Imogen Cooper

News & Press

  • Berliner Zeitung

    02 June 2017

    Live reviews

    …Imogen Cooper, lamentably rarely to be heard in Berlin, who, on Wednesday, played Mozart’s Piano Concerto in C major KV 503: with a purity that is as much a matter of the heart as it speaks to the mind, with a great deal of flair for Mozart’s escapes from the harmonic corset, which Cooper interprets as an escape into imaginary worlds. Her sound, otherwise so eminently precise, is suddenly and magically veiled. Firstly, Thomas Adès' Suite to his opera Powder Her Face, a fabulously entertaining piece, comic-like and literally sparkling with punch lines and surprises; followed by Sacre, where conductor and orchestra beat each other black and blue. Simply gorgeous.

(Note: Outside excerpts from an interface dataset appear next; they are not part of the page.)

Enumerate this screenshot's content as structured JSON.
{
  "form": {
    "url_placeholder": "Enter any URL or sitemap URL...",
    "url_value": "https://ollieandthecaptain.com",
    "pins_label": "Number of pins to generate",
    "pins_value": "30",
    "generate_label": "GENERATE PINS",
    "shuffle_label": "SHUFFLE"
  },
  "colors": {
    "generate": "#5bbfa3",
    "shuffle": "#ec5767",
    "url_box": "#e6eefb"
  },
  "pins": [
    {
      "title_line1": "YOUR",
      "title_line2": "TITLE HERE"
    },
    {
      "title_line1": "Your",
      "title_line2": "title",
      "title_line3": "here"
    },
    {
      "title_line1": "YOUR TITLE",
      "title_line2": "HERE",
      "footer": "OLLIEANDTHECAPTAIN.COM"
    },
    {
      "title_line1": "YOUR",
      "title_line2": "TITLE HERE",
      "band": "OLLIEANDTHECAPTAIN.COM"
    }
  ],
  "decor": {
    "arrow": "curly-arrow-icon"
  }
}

    Clemens Haustein, Berliner Zeitung

  • Boston Classical Review

    06 November 2016

    Live reviews

    “Imogen Cooper remains one of the leading pianists of her generation. Her performances, especially those of Classical and Romantic repertoire, invariably glow with an expressive nuance.

    In the three pieces from Albéniz’s Iberia, Cooper worked in dreamy textures, the music conjuring a landscape as if viewed from a distance. The interrupting dissonances at the end of “Evocación” hovered over the stage in a cloud of overtones. “El Puerto” was a playful dance with delicate rubato shading, and “Fête-Dieu à Seville” conjured a festive street march, which Cooper built to a celebratory climax.”

    Boston Classical Review, November 2016

  • New York Times

    16 July 2016

    Live reviews

    Ms. Cooper sustained attention admirably, adding rhythmic interest with subtle touches of rubato (well, not so subtle in the Scherzo). Many performances of this sonata prove memorable for the beauty of individual moments. This one stood out in making the work a satisfying whole.

    James R. Oestreich, New York Times, 10 May 2016

  • Seen and Heard International

    20 June 2016

    Live reviews

    Imogen Cooper performed as part of the Southbank Centre’s International Piano Series at St John’s, Smith Square, London on Schumann's birtday, 8 June 2016

    A veritable kaleidoscope of colours was to be heard even in the first piece, announcing a grand manner that not only suited the work surprisingly well but also laid some of the groundwork for Liszt in the second half. Cooper’s leaning into phrases and her weighting of them always intrigued and, far more often than not, satisfied.

    Mark Berry
    Seen and Heard International

  • Classical Source

    19 June 2016

    Live reviews

    Cooper caught very well the music’s ethereal quality with flowing, lyrical playing revealing great sadness.

    Brian Barford, Classical Source